When Kurt reached the perimeter of the field, he dropped the sorrel’s reins, looked up at his silent son, spoke gently to his obedient stallion, took a deep, spine stiffening breath, and started forward.
Never taking her eyes off him, Helen pulled up on Duke, slipped the heavy harnesses off her aching shoulders, and again touched her hidden weapon. Chin lifted defiantly, she observed with a look of keen inquiry the Yankee approaching her with long, determined strides. Eyes concealed beneath the stiff black visor of his blue kepi cap, the stranger was broad of shoulder and narrow of waist. A white cotton shirt and faded blue uniform trousers appeared clean if somewhat frayed. His shirtsleeves were rolled up over tanned forearms and his collar was open at the throat. He was a tall, lean man with an easy, graceful stride. As he neared her, his face broke into a warm, pleasant smile.
Smiling with a confidence he didn’t actually feel, Kurt Northway saw—standing in the middle of the rich, neglected farmland—a proud, unafraid young woman in a faded gray work dress, lace-trimmed sun-bonnet, and men’s worn work gloves. She was moderately tall and virginally slender. Abruptly she removed her bonnet, revealing hair of the palest shade of gold pinned carelessly atop her head. She had a pretty, oval face with skin remarkably pale and clear.

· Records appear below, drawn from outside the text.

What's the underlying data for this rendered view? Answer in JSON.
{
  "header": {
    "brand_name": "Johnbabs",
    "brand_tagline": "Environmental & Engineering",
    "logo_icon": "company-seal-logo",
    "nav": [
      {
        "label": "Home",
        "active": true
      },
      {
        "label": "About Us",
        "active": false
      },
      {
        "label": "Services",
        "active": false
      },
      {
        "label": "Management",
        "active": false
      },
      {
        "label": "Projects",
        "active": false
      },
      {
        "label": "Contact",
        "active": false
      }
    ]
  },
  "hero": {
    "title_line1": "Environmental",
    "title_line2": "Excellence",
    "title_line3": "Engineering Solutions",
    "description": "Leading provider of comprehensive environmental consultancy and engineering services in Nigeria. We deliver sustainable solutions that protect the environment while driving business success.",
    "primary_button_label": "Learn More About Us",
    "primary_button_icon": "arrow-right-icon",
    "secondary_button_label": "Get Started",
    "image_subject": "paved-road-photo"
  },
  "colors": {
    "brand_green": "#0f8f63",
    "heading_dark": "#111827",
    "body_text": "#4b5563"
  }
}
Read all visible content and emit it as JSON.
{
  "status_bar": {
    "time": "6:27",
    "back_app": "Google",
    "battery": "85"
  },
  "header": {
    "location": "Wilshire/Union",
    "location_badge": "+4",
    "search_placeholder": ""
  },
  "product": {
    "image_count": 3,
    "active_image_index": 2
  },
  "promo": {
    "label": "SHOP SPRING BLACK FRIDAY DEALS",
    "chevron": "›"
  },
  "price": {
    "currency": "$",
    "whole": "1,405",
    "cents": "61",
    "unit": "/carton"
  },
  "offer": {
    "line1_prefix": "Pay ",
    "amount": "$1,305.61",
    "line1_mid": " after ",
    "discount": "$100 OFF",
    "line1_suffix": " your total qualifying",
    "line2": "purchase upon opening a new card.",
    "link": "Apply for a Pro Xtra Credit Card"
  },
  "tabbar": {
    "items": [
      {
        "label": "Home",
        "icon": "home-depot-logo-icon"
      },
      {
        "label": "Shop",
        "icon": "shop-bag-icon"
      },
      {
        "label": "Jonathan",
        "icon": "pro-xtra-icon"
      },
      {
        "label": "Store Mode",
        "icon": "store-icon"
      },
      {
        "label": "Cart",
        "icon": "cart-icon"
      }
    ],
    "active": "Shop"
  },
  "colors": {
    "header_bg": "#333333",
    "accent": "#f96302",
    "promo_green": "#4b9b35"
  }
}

Kurt’s smile became genuine when the wary young woman suddenly remembered that her shirtwaist was unbuttoned down past the swell of her breasts. A quick look of dismay clouded her lovely face and she lifted slim, nimble fingers to quickly button the dress. Then, in an appealing, purely feminine gesture, she swept a nervous hand over the pale gold hair and smoothed it.
Kurt Northway had reached Helen Courtney.
He removed his billed cap and, leaving plenty of space between them, nodded his dark head and said, “Kurt Northway, ma’am, late captain, Union army.” He extended a tanned hand.